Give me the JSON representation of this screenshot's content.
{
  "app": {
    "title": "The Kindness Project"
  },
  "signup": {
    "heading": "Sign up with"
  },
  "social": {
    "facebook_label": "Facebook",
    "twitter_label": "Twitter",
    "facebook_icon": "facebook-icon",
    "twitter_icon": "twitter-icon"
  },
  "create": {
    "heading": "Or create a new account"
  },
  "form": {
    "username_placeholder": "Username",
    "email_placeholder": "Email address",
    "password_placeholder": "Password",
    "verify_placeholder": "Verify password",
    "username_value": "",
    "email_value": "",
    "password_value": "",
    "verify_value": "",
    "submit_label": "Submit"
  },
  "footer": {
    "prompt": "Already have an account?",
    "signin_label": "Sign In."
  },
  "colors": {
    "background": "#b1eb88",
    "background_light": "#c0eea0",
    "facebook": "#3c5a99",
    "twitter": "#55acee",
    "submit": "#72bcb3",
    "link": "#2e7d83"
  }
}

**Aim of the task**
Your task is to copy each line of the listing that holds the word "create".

**Answer box**
  "create": {
    "heading": "Or create a new account"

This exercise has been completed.